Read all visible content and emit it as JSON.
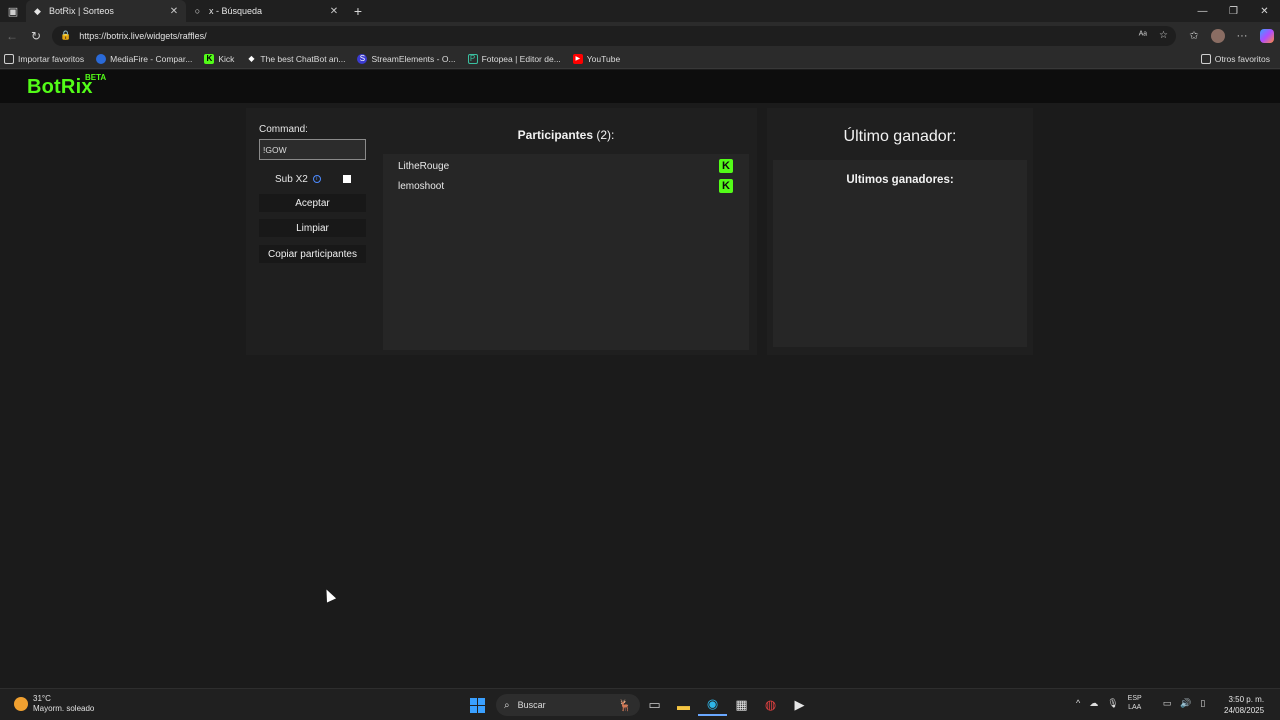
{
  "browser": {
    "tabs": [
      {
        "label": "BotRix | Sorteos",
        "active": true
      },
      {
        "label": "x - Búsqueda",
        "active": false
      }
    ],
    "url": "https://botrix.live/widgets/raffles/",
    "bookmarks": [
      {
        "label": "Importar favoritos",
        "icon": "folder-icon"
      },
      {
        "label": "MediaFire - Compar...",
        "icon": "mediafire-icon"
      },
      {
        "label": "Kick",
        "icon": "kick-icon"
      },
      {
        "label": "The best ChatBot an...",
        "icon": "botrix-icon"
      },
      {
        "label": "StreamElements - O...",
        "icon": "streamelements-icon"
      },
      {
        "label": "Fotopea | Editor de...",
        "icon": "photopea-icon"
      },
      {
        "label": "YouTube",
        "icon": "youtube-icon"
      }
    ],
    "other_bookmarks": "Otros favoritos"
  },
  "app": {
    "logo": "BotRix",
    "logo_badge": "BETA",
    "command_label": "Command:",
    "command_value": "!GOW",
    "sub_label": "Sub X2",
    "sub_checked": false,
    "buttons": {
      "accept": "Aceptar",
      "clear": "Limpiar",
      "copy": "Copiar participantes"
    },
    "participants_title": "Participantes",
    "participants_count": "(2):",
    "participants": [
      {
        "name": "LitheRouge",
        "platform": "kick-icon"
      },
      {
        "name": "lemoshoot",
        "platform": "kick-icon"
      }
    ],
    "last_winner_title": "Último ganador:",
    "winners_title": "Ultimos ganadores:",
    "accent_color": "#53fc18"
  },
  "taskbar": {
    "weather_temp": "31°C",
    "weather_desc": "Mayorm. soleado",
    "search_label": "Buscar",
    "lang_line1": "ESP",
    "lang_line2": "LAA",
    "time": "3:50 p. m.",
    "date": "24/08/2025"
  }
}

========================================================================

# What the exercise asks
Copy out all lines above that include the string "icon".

# Solution
        "icon": "folder-icon"
        "icon": "mediafire-icon"
        "icon": "kick-icon"
        "icon": "botrix-icon"
        "icon": "streamelements-icon"
        "icon": "photopea-icon"
        "icon": "youtube-icon"
        "platform": "kick-icon"
        "platform": "kick-icon"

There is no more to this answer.